Only lines holding the string "Address" are wanted; copy each one from the material.

### Records to process ###

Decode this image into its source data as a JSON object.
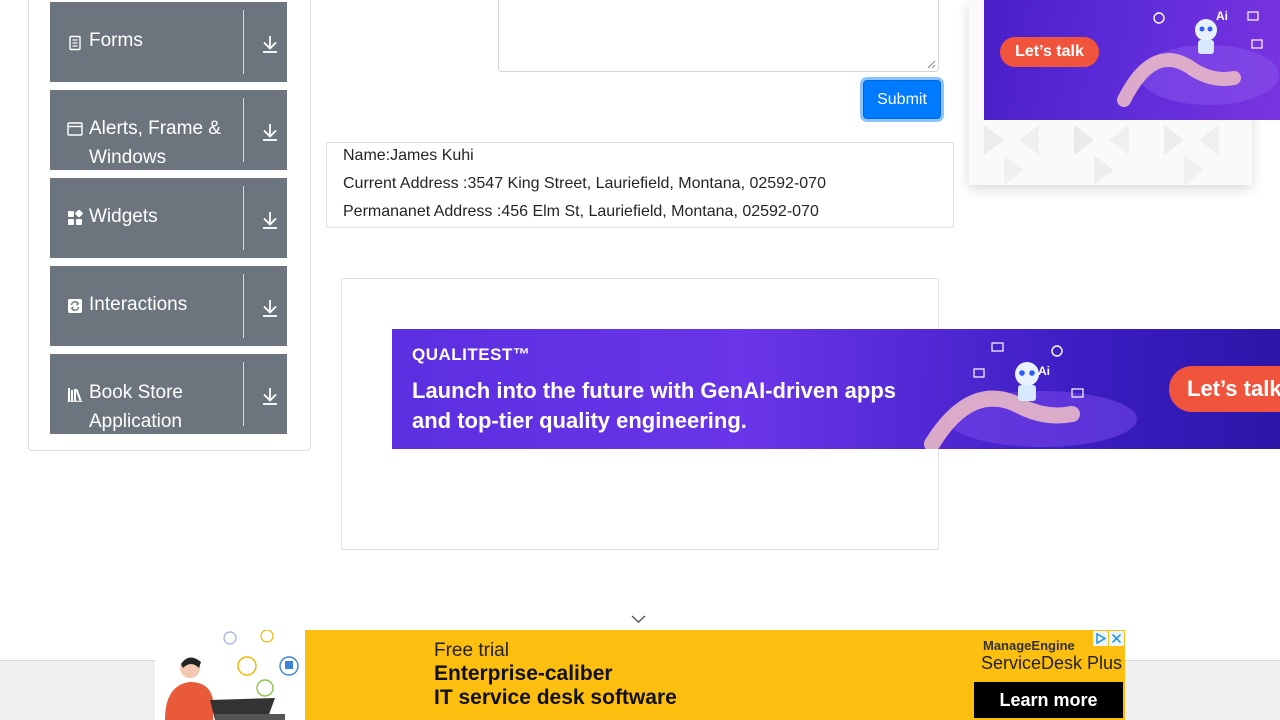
{
  "sidebar": {
    "groups": [
      {
        "label": "Forms",
        "icon": "form-icon"
      },
      {
        "label": "Alerts, Frame & Windows",
        "icon": "window-icon"
      },
      {
        "label": "Widgets",
        "icon": "widgets-icon"
      },
      {
        "label": "Interactions",
        "icon": "interactions-icon"
      },
      {
        "label": "Book Store Application",
        "icon": "books-icon"
      }
    ],
    "group_action_icon": "download-arrow-icon"
  },
  "form": {
    "submit_label": "Submit"
  },
  "output": {
    "name": "Name:James Kuhi",
    "current_address": "Current Address :3547 King Street, Lauriefield, Montana, 02592-070",
    "permanent_address": "Permananet Address :456 Elm St, Lauriefield, Montana, 02592-070"
  },
  "ads": {
    "right_top": {
      "cta": "Let’s talk",
      "badge": "Ai"
    },
    "middle_banner": {
      "brand": "QUALITEST™",
      "headline": "Launch into the future with GenAI-driven apps and top-tier quality engineering.",
      "cta": "Let’s talk",
      "badge": "Ai"
    },
    "bottom": {
      "line1": "Free trial",
      "line2": "Enterprise-caliber",
      "line3": "IT service desk software",
      "brand1": "ManageEngine",
      "brand2": "ServiceDesk Plus",
      "cta": "Learn more"
    }
  },
  "colors": {
    "sidebar_header": "#6c757d",
    "submit": "#007bff",
    "ad_orange": "#f0543c",
    "ad_purple": "#5b2bd8",
    "ad_yellow": "#fcbf0f"
  }
}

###

Written response –
    "current_address": "Current Address :3547 King Street, Lauriefield, Montana, 02592-070",
    "permanent_address": "Permananet Address :456 Elm St, Lauriefield, Montana, 02592-070"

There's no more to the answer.